[Dataset records]

# # #

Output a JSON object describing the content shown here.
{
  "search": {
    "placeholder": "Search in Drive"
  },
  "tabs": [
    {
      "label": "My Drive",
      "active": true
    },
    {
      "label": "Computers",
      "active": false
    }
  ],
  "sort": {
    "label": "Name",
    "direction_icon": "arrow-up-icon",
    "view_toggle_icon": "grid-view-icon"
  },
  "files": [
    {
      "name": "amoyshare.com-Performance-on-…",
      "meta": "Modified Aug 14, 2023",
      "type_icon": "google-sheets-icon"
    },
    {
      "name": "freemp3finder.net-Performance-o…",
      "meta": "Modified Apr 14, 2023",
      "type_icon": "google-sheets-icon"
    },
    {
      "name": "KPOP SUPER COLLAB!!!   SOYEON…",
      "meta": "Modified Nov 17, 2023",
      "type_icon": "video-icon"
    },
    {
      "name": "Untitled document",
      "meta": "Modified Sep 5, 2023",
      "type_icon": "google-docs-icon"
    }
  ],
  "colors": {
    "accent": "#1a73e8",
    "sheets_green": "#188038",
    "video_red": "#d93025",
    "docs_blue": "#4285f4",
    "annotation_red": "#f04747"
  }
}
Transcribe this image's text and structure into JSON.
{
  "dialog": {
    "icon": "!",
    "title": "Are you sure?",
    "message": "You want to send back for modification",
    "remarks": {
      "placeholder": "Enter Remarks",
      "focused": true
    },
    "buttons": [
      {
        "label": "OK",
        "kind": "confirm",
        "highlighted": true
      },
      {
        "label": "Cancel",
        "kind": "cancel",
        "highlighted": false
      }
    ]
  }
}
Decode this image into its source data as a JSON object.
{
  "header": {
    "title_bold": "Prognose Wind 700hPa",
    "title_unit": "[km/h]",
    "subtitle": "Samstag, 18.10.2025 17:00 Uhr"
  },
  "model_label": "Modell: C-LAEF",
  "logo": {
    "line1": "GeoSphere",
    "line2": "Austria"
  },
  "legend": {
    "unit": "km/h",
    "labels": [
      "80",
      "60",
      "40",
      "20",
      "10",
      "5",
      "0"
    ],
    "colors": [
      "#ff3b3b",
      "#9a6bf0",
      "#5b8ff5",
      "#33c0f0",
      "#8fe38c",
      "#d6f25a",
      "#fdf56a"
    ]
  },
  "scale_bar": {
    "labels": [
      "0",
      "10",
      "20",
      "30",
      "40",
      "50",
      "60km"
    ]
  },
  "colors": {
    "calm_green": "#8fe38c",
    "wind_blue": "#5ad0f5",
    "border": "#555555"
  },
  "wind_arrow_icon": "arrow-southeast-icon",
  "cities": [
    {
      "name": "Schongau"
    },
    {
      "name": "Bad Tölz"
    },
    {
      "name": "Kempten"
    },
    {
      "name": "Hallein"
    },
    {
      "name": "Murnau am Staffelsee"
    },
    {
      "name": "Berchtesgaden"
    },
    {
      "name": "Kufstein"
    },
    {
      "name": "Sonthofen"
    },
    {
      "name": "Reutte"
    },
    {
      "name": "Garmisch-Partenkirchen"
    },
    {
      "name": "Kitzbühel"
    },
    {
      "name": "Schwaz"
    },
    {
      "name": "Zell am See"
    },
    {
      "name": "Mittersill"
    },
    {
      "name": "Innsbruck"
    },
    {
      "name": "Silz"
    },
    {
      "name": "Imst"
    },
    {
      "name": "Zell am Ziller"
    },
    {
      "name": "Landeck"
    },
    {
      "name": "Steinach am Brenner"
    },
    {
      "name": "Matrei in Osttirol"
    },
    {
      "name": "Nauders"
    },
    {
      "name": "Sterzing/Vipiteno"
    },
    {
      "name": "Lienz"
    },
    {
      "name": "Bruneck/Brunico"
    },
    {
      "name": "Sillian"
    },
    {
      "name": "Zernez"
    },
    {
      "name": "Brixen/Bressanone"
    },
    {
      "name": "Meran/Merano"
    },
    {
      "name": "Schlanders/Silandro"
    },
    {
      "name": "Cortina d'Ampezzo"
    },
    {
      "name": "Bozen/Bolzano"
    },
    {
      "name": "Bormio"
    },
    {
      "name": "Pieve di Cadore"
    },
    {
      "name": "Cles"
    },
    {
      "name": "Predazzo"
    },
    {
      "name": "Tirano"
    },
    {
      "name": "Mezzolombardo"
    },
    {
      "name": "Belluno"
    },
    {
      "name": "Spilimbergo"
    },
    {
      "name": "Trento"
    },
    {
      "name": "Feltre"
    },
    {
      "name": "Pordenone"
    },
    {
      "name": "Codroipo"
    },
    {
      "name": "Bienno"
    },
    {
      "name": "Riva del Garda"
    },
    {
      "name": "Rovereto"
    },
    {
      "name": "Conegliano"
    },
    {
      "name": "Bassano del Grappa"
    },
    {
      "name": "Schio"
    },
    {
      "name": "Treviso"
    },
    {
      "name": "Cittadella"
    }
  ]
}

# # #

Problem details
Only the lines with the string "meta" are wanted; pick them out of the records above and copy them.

Exercise output
      "meta": "Modified Aug 14, 2023",
      "meta": "Modified Apr 14, 2023",
      "meta": "Modified Nov 17, 2023",
      "meta": "Modified Sep 5, 2023",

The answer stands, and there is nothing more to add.